…(E)mojis are [not] always easy to interpret. Many have acquired insider meanings. How emojis look also differs between devices, which can have serious consequences. Several people have been arrested for sending messages with emojis judged to be threatening. In one US case, 17-year-old Osiris Aristy was charged under antiterrorism laws for a Facebook post in which gun emojis were placed next to a police officer emoji. A grand jury refused to take the matter further.

Monica A. Riordan, PhD, Psychology Today, argues, however, that we can make emoji work for us and that they’re “perfectly suited to be tools” (🛠) of our close relationships’ “emotion work”:

Not only are they able to convey a great deal, but the meaning is whatever the receiver wants it to be. Thus, rather than taking the risk of saying the wrong thing, my husband simply texts a heart emoji instead. Because I want my husband to be supportive of me, I choose to interpret the heart emoji in a positive way. Thus the communication is successful; our relationship is preserved. It does not really matter whether I correctly interpreted exactly what he meant when he sent the emoji.

❣️ ❣️ ❣️

What kind of people use emoji anyway?
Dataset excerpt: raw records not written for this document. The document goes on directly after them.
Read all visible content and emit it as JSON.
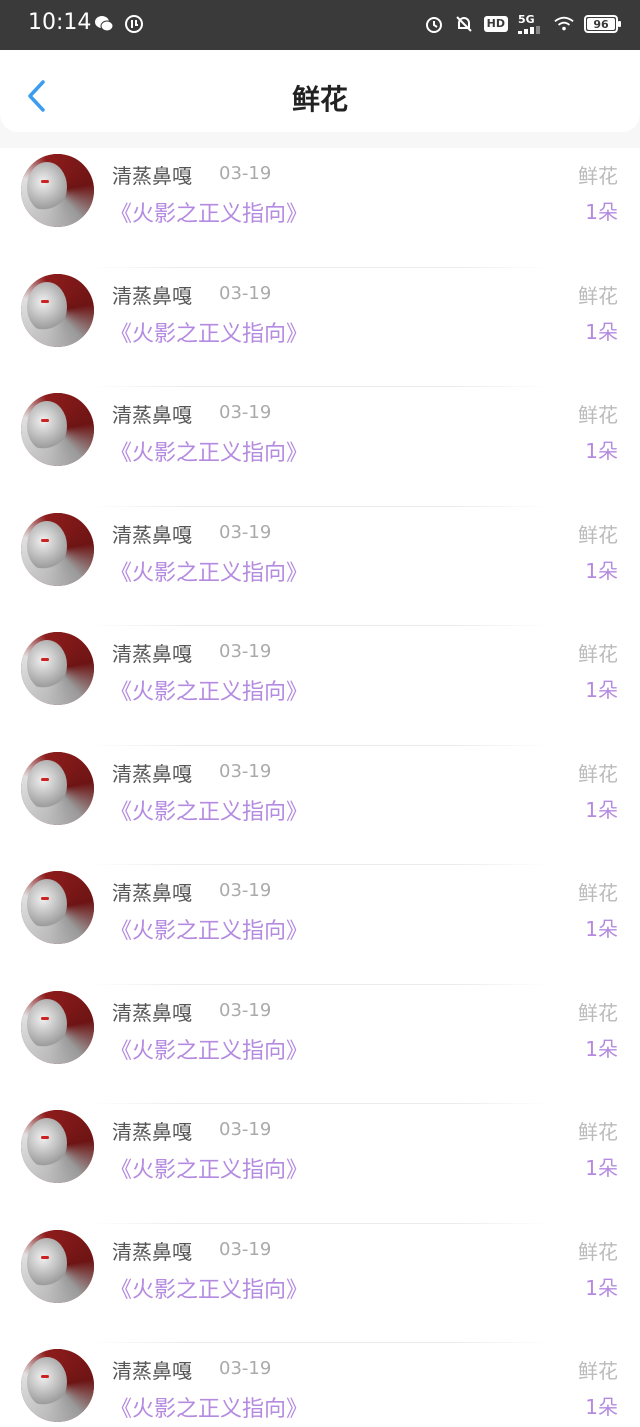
{
  "status_bar": {
    "time": "10:14",
    "left_icons": [
      "wechat-icon",
      "app-badge-icon"
    ],
    "right_icons": [
      "alarm-icon",
      "mute-bell-icon",
      "hd-icon",
      "signal-5g-icon",
      "wifi-icon",
      "battery-icon"
    ],
    "hd_label": "HD",
    "network_label": "5G",
    "battery_level": "96"
  },
  "header": {
    "title": "鲜花",
    "back_icon": "chevron-left-icon",
    "accent_color": "#3b9cf0"
  },
  "colors": {
    "accent_purple": "#b48be0",
    "name_gray": "#555555",
    "meta_gray": "#aaaaaa"
  },
  "items": [
    {
      "name": "清蒸鼻嘎",
      "date": "03-19",
      "work": "《火影之正义指向》",
      "gift": "鲜花",
      "amount": "1朵"
    },
    {
      "name": "清蒸鼻嘎",
      "date": "03-19",
      "work": "《火影之正义指向》",
      "gift": "鲜花",
      "amount": "1朵"
    },
    {
      "name": "清蒸鼻嘎",
      "date": "03-19",
      "work": "《火影之正义指向》",
      "gift": "鲜花",
      "amount": "1朵"
    },
    {
      "name": "清蒸鼻嘎",
      "date": "03-19",
      "work": "《火影之正义指向》",
      "gift": "鲜花",
      "amount": "1朵"
    },
    {
      "name": "清蒸鼻嘎",
      "date": "03-19",
      "work": "《火影之正义指向》",
      "gift": "鲜花",
      "amount": "1朵"
    },
    {
      "name": "清蒸鼻嘎",
      "date": "03-19",
      "work": "《火影之正义指向》",
      "gift": "鲜花",
      "amount": "1朵"
    },
    {
      "name": "清蒸鼻嘎",
      "date": "03-19",
      "work": "《火影之正义指向》",
      "gift": "鲜花",
      "amount": "1朵"
    },
    {
      "name": "清蒸鼻嘎",
      "date": "03-19",
      "work": "《火影之正义指向》",
      "gift": "鲜花",
      "amount": "1朵"
    },
    {
      "name": "清蒸鼻嘎",
      "date": "03-19",
      "work": "《火影之正义指向》",
      "gift": "鲜花",
      "amount": "1朵"
    },
    {
      "name": "清蒸鼻嘎",
      "date": "03-19",
      "work": "《火影之正义指向》",
      "gift": "鲜花",
      "amount": "1朵"
    },
    {
      "name": "清蒸鼻嘎",
      "date": "03-19",
      "work": "《火影之正义指向》",
      "gift": "鲜花",
      "amount": "1朵"
    }
  ]
}
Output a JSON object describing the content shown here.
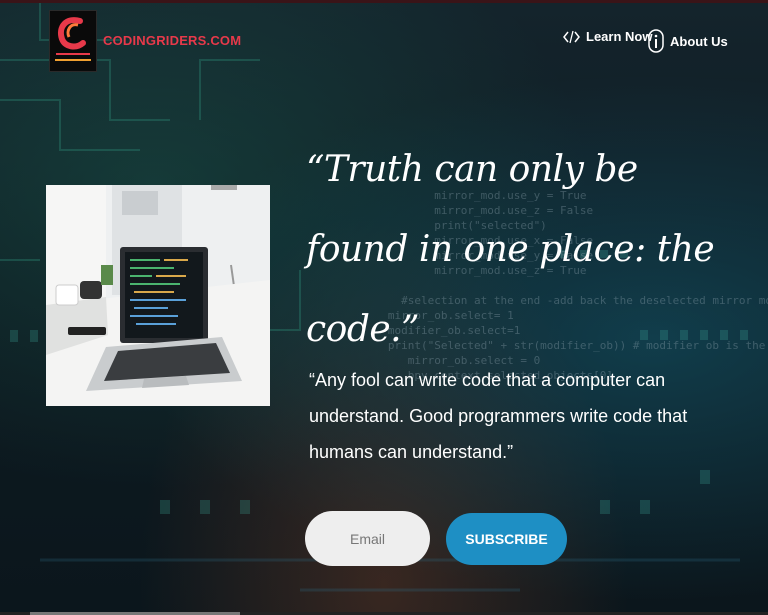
{
  "site": {
    "name": "CODINGRIDERS.COM",
    "logo_text_top": "CODING RIDERS",
    "logo_text_bottom": "KNOWLEDGE IS POWER"
  },
  "nav": {
    "learn": {
      "label": "Learn Now",
      "icon": "code-icon"
    },
    "about": {
      "label": "About Us",
      "icon": "info-icon"
    }
  },
  "hero": {
    "quote_main": "“Truth can only be found in one place: the code.”",
    "quote_sub": "“Any fool can write code that a computer can understand. Good programmers write code that humans can understand.”"
  },
  "signup": {
    "email_placeholder": "Email",
    "button_label": "SUBSCRIBE"
  },
  "colors": {
    "brand_red": "#e8394a",
    "button_blue": "#1e8fc4",
    "text_white": "#ffffff"
  }
}
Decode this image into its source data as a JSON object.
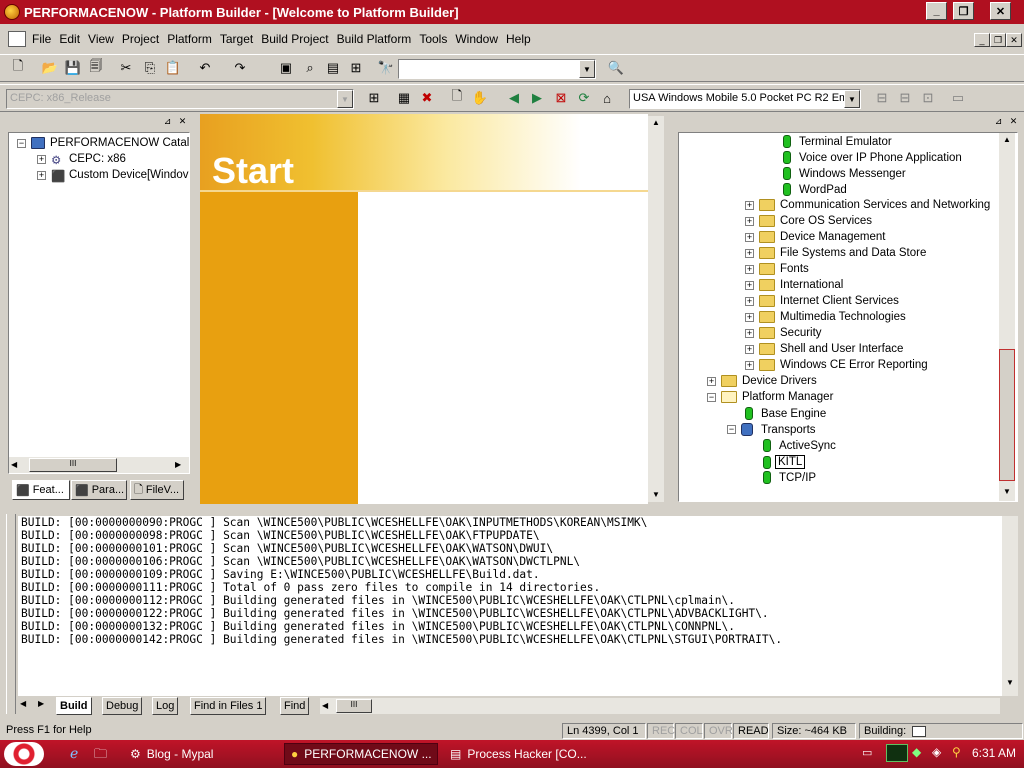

Meera Senthilingam, CNN, gleaned the following from Kaye’s research:

One key finding was that the people using them tend to be more agreeable in nature…
Another factor her team identified was that people who commonly used emoji were more socially receptive and empathetic, making them more approachable…

So, make friends with an emoji user today?